(Data for this task Opens)

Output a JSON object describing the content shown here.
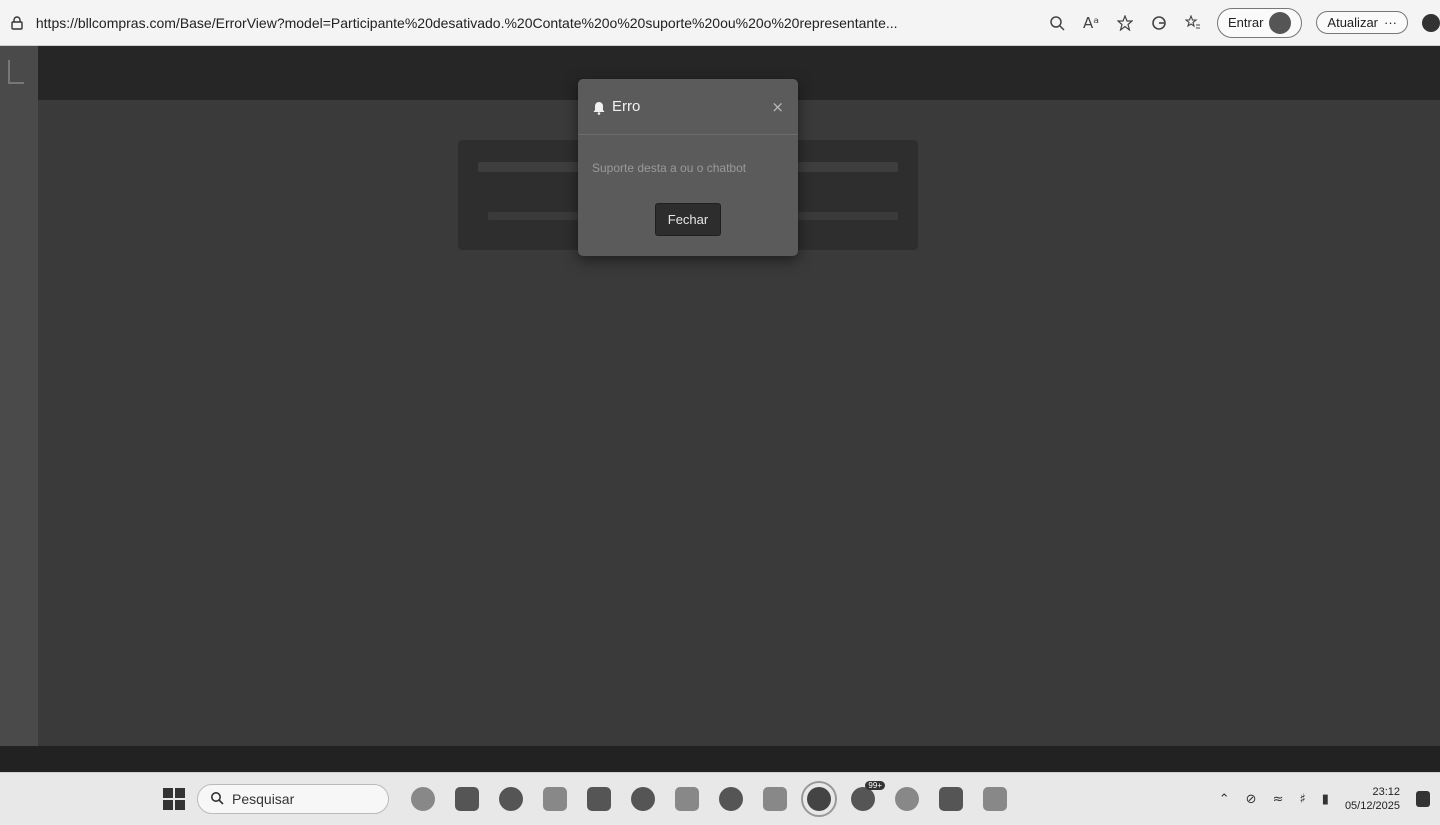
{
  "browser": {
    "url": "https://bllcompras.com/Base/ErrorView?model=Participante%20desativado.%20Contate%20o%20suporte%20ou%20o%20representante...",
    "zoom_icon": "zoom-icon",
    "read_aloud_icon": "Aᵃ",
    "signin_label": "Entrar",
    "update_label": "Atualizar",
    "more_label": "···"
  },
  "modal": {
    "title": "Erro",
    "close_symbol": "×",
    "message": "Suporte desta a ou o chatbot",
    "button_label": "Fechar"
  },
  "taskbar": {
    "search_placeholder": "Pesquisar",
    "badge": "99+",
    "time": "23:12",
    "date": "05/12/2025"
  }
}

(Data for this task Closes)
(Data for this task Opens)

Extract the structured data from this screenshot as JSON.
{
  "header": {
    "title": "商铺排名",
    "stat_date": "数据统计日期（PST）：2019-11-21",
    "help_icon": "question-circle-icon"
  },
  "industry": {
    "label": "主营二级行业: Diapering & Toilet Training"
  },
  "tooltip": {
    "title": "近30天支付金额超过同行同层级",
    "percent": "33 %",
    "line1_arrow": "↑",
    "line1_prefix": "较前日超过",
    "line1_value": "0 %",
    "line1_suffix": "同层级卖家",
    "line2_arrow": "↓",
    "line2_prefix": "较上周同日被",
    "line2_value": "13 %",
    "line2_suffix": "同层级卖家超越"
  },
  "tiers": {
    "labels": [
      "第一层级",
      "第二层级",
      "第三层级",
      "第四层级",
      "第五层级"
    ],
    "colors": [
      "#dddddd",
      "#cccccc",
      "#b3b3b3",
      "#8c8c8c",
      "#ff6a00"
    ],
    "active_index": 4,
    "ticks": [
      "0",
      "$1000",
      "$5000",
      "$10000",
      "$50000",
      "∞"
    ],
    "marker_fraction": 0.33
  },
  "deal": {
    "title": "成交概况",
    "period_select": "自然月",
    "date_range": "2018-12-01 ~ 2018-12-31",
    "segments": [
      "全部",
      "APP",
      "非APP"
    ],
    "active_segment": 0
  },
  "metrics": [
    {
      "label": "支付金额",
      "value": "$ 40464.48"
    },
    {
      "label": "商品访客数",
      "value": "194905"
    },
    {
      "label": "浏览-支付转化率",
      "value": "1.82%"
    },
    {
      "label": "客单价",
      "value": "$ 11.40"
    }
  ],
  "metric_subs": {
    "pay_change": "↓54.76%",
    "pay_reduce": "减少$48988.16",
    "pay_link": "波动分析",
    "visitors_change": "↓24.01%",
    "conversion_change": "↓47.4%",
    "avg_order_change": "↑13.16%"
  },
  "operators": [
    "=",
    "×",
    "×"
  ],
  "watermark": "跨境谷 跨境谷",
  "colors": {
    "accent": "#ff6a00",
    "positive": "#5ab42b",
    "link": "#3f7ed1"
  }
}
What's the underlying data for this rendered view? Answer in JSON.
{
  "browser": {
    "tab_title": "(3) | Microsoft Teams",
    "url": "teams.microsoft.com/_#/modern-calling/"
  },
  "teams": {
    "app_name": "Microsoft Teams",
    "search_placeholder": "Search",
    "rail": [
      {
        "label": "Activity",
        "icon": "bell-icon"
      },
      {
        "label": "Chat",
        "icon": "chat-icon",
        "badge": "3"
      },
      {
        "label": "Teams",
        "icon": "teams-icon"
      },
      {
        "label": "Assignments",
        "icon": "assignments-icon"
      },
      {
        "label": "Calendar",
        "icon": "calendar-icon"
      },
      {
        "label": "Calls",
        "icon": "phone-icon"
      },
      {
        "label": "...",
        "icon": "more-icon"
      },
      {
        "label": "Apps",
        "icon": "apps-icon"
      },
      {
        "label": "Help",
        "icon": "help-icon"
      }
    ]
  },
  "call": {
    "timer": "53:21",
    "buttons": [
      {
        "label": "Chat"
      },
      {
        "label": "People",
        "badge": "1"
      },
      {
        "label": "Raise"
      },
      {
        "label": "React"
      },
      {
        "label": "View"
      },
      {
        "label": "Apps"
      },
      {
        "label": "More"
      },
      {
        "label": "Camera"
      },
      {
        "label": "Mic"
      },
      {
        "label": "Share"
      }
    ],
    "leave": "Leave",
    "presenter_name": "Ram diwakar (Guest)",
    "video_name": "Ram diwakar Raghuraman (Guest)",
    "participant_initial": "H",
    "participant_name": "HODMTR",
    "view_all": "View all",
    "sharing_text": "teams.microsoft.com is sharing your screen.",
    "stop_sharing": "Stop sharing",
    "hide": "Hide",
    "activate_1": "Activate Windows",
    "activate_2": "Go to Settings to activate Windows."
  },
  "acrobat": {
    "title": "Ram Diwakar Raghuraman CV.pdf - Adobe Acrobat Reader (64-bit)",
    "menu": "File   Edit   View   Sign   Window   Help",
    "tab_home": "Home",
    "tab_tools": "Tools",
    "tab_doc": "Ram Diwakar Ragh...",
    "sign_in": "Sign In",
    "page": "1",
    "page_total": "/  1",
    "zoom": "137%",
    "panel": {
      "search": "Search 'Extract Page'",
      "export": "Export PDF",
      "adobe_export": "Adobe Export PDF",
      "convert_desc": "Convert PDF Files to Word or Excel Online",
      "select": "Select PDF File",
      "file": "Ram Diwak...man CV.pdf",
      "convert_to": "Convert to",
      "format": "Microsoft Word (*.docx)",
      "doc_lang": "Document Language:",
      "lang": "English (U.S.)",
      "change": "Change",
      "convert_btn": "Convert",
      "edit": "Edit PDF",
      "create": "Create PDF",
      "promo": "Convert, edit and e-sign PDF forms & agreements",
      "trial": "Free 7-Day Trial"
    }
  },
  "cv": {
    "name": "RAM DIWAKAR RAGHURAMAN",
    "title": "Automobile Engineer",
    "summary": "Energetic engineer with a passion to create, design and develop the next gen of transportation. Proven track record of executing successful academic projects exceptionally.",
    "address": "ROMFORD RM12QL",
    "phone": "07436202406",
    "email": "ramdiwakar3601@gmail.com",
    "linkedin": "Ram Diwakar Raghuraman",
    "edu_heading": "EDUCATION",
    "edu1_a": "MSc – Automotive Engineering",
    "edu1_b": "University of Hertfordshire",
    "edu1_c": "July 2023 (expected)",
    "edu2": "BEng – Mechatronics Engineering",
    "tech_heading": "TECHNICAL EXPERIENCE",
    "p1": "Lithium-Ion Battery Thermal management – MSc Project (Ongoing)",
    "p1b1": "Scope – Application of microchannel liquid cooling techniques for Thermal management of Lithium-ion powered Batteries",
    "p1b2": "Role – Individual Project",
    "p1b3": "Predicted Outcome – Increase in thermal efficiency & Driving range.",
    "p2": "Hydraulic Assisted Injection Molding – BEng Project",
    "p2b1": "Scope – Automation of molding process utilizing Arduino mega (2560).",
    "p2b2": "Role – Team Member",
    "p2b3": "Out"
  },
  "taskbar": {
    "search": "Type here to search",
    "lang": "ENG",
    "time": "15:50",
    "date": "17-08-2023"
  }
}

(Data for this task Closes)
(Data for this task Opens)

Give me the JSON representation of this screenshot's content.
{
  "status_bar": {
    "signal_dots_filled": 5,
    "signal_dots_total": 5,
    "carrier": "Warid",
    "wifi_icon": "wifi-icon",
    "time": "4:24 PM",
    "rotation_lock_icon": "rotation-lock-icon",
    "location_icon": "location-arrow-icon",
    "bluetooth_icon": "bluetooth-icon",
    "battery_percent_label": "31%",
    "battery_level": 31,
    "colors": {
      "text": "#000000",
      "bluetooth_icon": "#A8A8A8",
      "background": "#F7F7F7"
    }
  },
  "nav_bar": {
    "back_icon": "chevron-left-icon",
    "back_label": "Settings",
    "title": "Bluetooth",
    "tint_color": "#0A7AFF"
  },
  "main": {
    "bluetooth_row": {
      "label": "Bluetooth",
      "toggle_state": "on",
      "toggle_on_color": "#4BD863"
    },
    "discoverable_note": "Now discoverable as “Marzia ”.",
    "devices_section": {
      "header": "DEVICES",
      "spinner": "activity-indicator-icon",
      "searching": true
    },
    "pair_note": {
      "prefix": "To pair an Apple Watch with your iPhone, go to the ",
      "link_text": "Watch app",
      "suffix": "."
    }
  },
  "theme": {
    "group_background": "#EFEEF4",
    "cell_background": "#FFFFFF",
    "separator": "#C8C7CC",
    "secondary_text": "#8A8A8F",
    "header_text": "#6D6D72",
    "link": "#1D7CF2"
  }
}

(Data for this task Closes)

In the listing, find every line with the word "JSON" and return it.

Output a JSON object describing the content shown here.
Extract the structured data from this screenshot as JSON.
What's the underlying data for this rendered view? Answer in JSON.
Give me the JSON representation of this screenshot's content.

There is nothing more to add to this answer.